The engine is placed at the front of the vehicle, offering some extra protection with the engine block for the crew. It provides 300 horse power and a top speed of 60kph loaded over flat ground with good fuel. The fuel is contained in the rear doors. This may be an unusual position, but is far away from the engine & hostile fire from the front. In addition, the doors are designed so if the fuel does explode, it is vented upwards not into the crew compartment. All the BMP track components are based on the PT-76 Tank series and its offshoots (MT-LB, SP-74, BTR-50, and ASU-85 to name but a few). The BMP is amphibious, being propelled by its tracks in the water. IR spotlights are provided for the driver, commander and gunner.

 

The BMP is designed to operate closely with Soviet armour, the tanks would form a vanguard with the BMPs following close behind, unloading their infantry close to the target. Each BMP has side lights to enable the BMPs to remain in formation in dark or poor conditions. This light on the BMP 1 is located between the first and second vision port behind the turret. The BMP is not designed to be used as a tank and it does not perform well when it is used as one (with combat experience in the Middle East and Africa). However in Afghanistan, the Soviet BMPs were known to drop off their infantry and then operate in fire support groups (called Bronegruppe), acting as a mobile reserve.

 

The BMP-2 is an improved model introduced in 1980 and first `seen` in the 1982 May Day parade. Armed with a two man turret containing a Shipunov 2A42 30mm AA Cannon, it is also fitted with the more modern 9M111 Fagot (AT-4 Spigot) or 9M113 Konkurs (AT-5 Spandrel) missiles. The cannon is designed to engage lightly armoured targets and low speed aircraft and helicopters. The number of troops carried drops to seven. The 30mm gun was ideal for Afghanistan, as it could engage high targets in the valleys where other Soviet tank guns did not have the elevation.

 

Both the BMP 1 and BMP 2 have seen wide use all over the world and still in service (in modernised forms) with the Russian confederation.

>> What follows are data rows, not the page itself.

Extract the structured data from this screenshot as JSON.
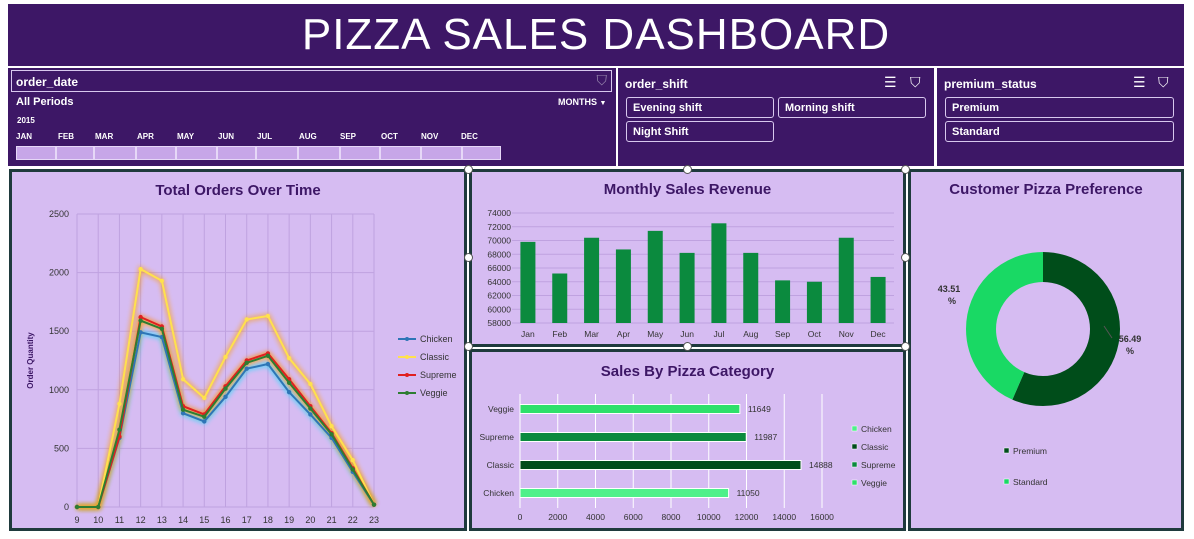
{
  "header": {
    "title": "PIZZA SALES DASHBOARD"
  },
  "colors": {
    "header_bg": "#3d1766",
    "panel_bg": "#d6bcf2",
    "bar_green": "#0b8a3e"
  },
  "slicers": {
    "order_date": {
      "field": "order_date",
      "period": "All Periods",
      "granularity": "MONTHS",
      "year": "2015",
      "months": [
        "JAN",
        "FEB",
        "MAR",
        "APR",
        "MAY",
        "JUN",
        "JUL",
        "AUG",
        "SEP",
        "OCT",
        "NOV",
        "DEC"
      ],
      "filter_icon": "clear-filter-icon",
      "dropdown_icon": "chevron-down-icon"
    },
    "order_shift": {
      "field": "order_shift",
      "items": [
        "Evening shift",
        "Morning shift",
        "Night Shift"
      ],
      "multiselect_icon": "multi-select-icon",
      "filter_icon": "clear-filter-icon"
    },
    "premium_status": {
      "field": "premium_status",
      "items": [
        "Premium",
        "Standard"
      ],
      "multiselect_icon": "multi-select-icon",
      "filter_icon": "clear-filter-icon"
    }
  },
  "chart_data": [
    {
      "type": "line",
      "title": "Total Orders Over Time",
      "ylabel": "Order Quantity",
      "xlabel": "",
      "x": [
        9,
        10,
        11,
        12,
        13,
        14,
        15,
        16,
        17,
        18,
        19,
        20,
        21,
        22,
        23
      ],
      "ylim": [
        0,
        2500
      ],
      "yticks": [
        0,
        500,
        1000,
        1500,
        2000,
        2500
      ],
      "grid": true,
      "legend": "right",
      "series": [
        {
          "name": "Chicken",
          "color": "#2e75b6",
          "values": [
            0,
            0,
            590,
            1490,
            1450,
            800,
            730,
            940,
            1180,
            1220,
            980,
            790,
            590,
            300,
            20
          ]
        },
        {
          "name": "Classic",
          "color": "#ffe14d",
          "values": [
            0,
            0,
            880,
            2030,
            1930,
            1090,
            930,
            1280,
            1600,
            1630,
            1270,
            1050,
            690,
            400,
            20
          ]
        },
        {
          "name": "Supreme",
          "color": "#e02020",
          "values": [
            0,
            0,
            600,
            1620,
            1540,
            860,
            790,
            1030,
            1250,
            1310,
            1090,
            860,
            630,
            330,
            20
          ]
        },
        {
          "name": "Veggie",
          "color": "#2e7d32",
          "values": [
            0,
            0,
            660,
            1590,
            1520,
            830,
            770,
            1010,
            1230,
            1290,
            1060,
            840,
            620,
            320,
            20
          ]
        }
      ]
    },
    {
      "type": "bar",
      "title": "Monthly Sales Revenue",
      "categories": [
        "Jan",
        "Feb",
        "Mar",
        "Apr",
        "May",
        "Jun",
        "Jul",
        "Aug",
        "Sep",
        "Oct",
        "Nov",
        "Dec"
      ],
      "values": [
        69800,
        65200,
        70400,
        68700,
        71400,
        68200,
        72500,
        68200,
        64200,
        64000,
        70400,
        64700
      ],
      "ylim": [
        58000,
        74000
      ],
      "yticks": [
        58000,
        60000,
        62000,
        64000,
        66000,
        68000,
        70000,
        72000,
        74000
      ],
      "grid": true
    },
    {
      "type": "bar",
      "orientation": "horizontal",
      "title": "Sales By Pizza Category",
      "categories": [
        "Veggie",
        "Supreme",
        "Classic",
        "Chicken"
      ],
      "values": [
        11649,
        11987,
        14888,
        11050
      ],
      "xlim": [
        0,
        16000
      ],
      "xticks": [
        0,
        2000,
        4000,
        6000,
        8000,
        10000,
        12000,
        14000,
        16000
      ],
      "colors": [
        "#2ee06a",
        "#0b8a3e",
        "#004d1a",
        "#4ff08a"
      ],
      "legend": "right",
      "legend_items": [
        "Chicken",
        "Classic",
        "Supreme",
        "Veggie"
      ],
      "legend_colors": [
        "#4ff08a",
        "#004d1a",
        "#0b8a3e",
        "#2ee06a"
      ]
    },
    {
      "type": "pie",
      "donut": true,
      "title": "Customer Pizza Preference",
      "labels": [
        "Premium",
        "Standard"
      ],
      "values": [
        56.49,
        43.51
      ],
      "value_labels": [
        "56.49 %",
        "43.51 %"
      ],
      "colors": [
        "#004d1a",
        "#19d964"
      ],
      "legend": "bottom"
    }
  ]
}
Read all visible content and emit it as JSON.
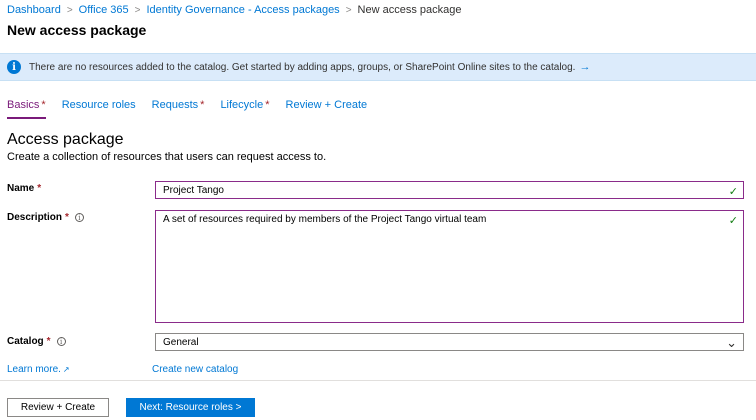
{
  "breadcrumb": {
    "items": [
      "Dashboard",
      "Office 365",
      "Identity Governance - Access packages"
    ],
    "current": "New access package",
    "separator": ">"
  },
  "page": {
    "title": "New access package"
  },
  "info_bar": {
    "icon": "info-icon",
    "message": "There are no resources added to the catalog. Get started by adding apps, groups, or SharePoint Online sites to the catalog.",
    "arrow": "→"
  },
  "tabs": [
    {
      "label": "Basics",
      "required": "*"
    },
    {
      "label": "Resource roles",
      "required": ""
    },
    {
      "label": "Requests",
      "required": "*"
    },
    {
      "label": "Lifecycle",
      "required": "*"
    },
    {
      "label": "Review + Create",
      "required": ""
    }
  ],
  "section": {
    "title": "Access package",
    "subtitle": "Create a collection of resources that users can request access to."
  },
  "form": {
    "name": {
      "label": "Name",
      "required": "*",
      "value": "Project Tango"
    },
    "description": {
      "label": "Description",
      "required": "*",
      "value": "A set of resources required by members of the Project Tango virtual team"
    },
    "catalog": {
      "label": "Catalog",
      "required": "*",
      "value": "General"
    }
  },
  "links": {
    "learn_more": "Learn more.",
    "create_catalog": "Create new catalog"
  },
  "footer": {
    "review_button": "Review + Create",
    "next_button": "Next: Resource roles >"
  },
  "colors": {
    "accent": "#0078d4",
    "active_tab": "#7a1a7a",
    "info_bar_bg": "#dcebfb",
    "valid_check": "#107c10",
    "required": "#a4262c"
  }
}
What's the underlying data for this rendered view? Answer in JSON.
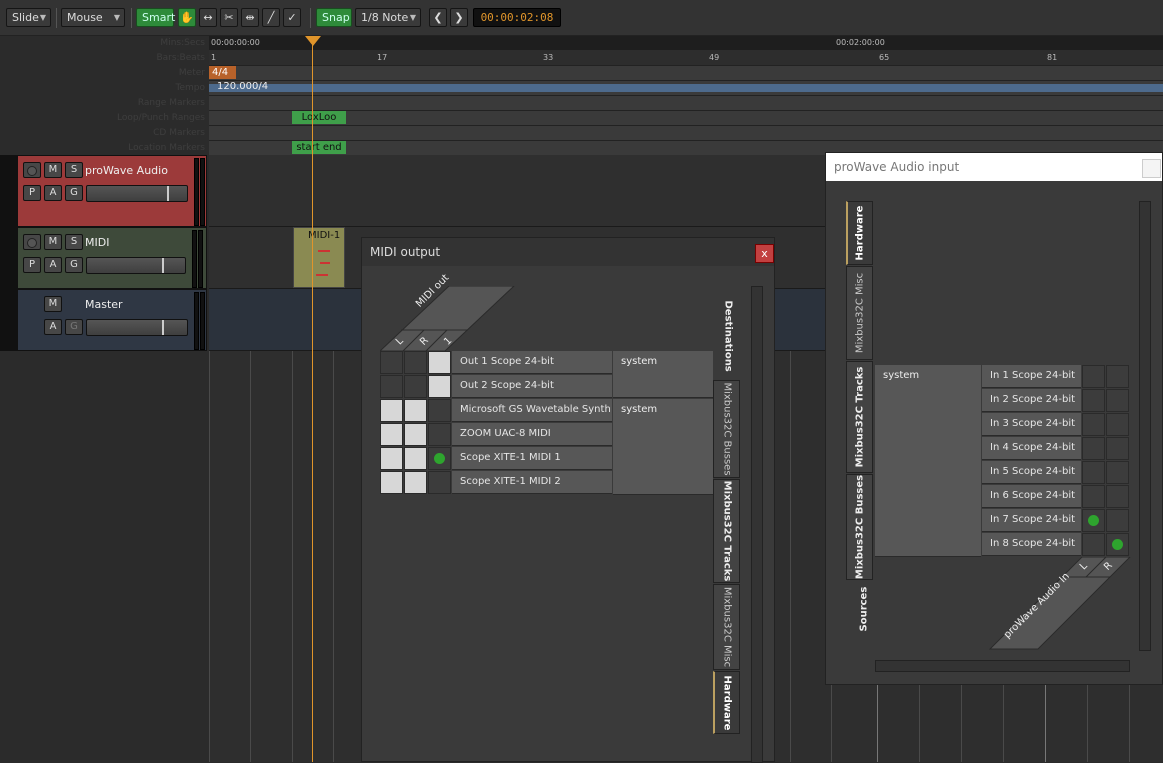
{
  "toolbar": {
    "edit_mode": "Slide",
    "mouse_mode": "Mouse",
    "smart": "Smart",
    "snap": "Snap",
    "grid": "1/8 Note",
    "clock": "00:00:02:08",
    "icons": [
      "grab-icon",
      "range-icon",
      "cut-icon",
      "stretch-icon",
      "draw-icon",
      "audition-icon"
    ]
  },
  "ruler": {
    "labels": [
      "Mins:Secs",
      "Bars:Beats",
      "Meter",
      "Tempo",
      "Range Markers",
      "Loop/Punch Ranges",
      "CD Markers",
      "Location Markers"
    ],
    "minsecs": [
      "00:00:00:00",
      "00:02:00:00"
    ],
    "bars": [
      "1",
      "17",
      "33",
      "49",
      "65",
      "81"
    ],
    "meter": "4/4",
    "tempo": "120.000/4",
    "loop_marker": "LoxLoo",
    "location_marker": "start end",
    "playhead_pct": 0.11
  },
  "tracks": [
    {
      "name": "proWave Audio",
      "buttons": [
        "M",
        "S",
        "P",
        "A",
        "G"
      ],
      "gain": 0.83
    },
    {
      "name": "MIDI",
      "buttons": [
        "M",
        "S",
        "P",
        "A",
        "G"
      ],
      "gain": 0.8,
      "region": "MIDI-1"
    },
    {
      "name": "Master",
      "buttons": [
        "M",
        "A",
        "G"
      ],
      "gain": 0.78
    }
  ],
  "midi_output": {
    "title": "MIDI output",
    "close": "x",
    "column_header": "MIDI out",
    "column_ports": [
      "L",
      "R",
      "1"
    ],
    "rows": [
      {
        "port": "Out 1 Scope 24-bit",
        "cells": [
          "dark",
          "dark",
          "light"
        ],
        "dot": -1
      },
      {
        "port": "Out 2 Scope 24-bit",
        "cells": [
          "dark",
          "dark",
          "light"
        ],
        "dot": -1
      },
      {
        "port": "Microsoft GS Wavetable Synth",
        "cells": [
          "light",
          "light",
          "dark"
        ],
        "dot": -1
      },
      {
        "port": "ZOOM UAC-8 MIDI",
        "cells": [
          "light",
          "light",
          "dark"
        ],
        "dot": -1
      },
      {
        "port": "Scope XITE-1 MIDI 1",
        "cells": [
          "light",
          "light",
          "dark"
        ],
        "dot": 2
      },
      {
        "port": "Scope XITE-1 MIDI 2",
        "cells": [
          "light",
          "light",
          "dark"
        ],
        "dot": -1
      }
    ],
    "groups": [
      "system",
      "system"
    ],
    "destinations_label": "Destinations",
    "tabs": [
      "Mixbus32C Busses",
      "Mixbus32C Tracks",
      "Mixbus32C Misc",
      "Hardware"
    ]
  },
  "audio_input": {
    "title": "proWave Audio input",
    "group": "system",
    "rows": [
      {
        "port": "In 1 Scope 24-bit",
        "dot": -1
      },
      {
        "port": "In 2 Scope 24-bit",
        "dot": -1
      },
      {
        "port": "In 3 Scope 24-bit",
        "dot": -1
      },
      {
        "port": "In 4 Scope 24-bit",
        "dot": -1
      },
      {
        "port": "In 5 Scope 24-bit",
        "dot": -1
      },
      {
        "port": "In 6 Scope 24-bit",
        "dot": -1
      },
      {
        "port": "In 7 Scope 24-bit",
        "dot": 0
      },
      {
        "port": "In 8 Scope 24-bit",
        "dot": 1
      }
    ],
    "column_header": "proWave Audio In",
    "column_ports": [
      "L",
      "R"
    ],
    "sources_label": "Sources",
    "tabs": [
      "Hardware",
      "Mixbus32C Misc",
      "Mixbus32C Tracks",
      "Mixbus32C Busses"
    ]
  },
  "colors": {
    "accent_green": "#2e8b3a",
    "audio_track": "#9c3a3a",
    "midi_track": "#3e4a3a",
    "master_track": "#2f3744",
    "clock": "#e0952b"
  }
}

More modern versions have upgraded for newer missiles and are designed to accommodate more modern weaponry (AK 74, RPG 16 and SA 14). A few BMPs in the field have been seen retrofitted with pintle mounts, notably for the AGS-30 `Plasmaya` Auto Grenade Launcher in the latter part of the Afghan war. The upgraded modernised BMP 1P is fitted with an AT-4 or AT-5 launcher mounted on the top of the turret. Smoke dischargers are a common addition.

 

The newer BMP3 (introduced in 1990) is rarely seen; most are either given to elite units or sold for export.

 

Models of the BMP 1 were made under licence in Romania, China and Czechoslovakia. The vehicle was widely used by the Warsaw Pact and is still by some former members. The BMP 1 and 2 have been exported as far and wide and has seen service in serves Afghanistan, Afghanistan, Bulgaria, Cuba, Egypt, Germany, Finland, Greece, Hungary, India (who built a licensed BMP-2), Iraq, Kazakhstan, North Korea, Libya, Poland, Slovakia, Syria, Ukraine, Vietnam and Yemen.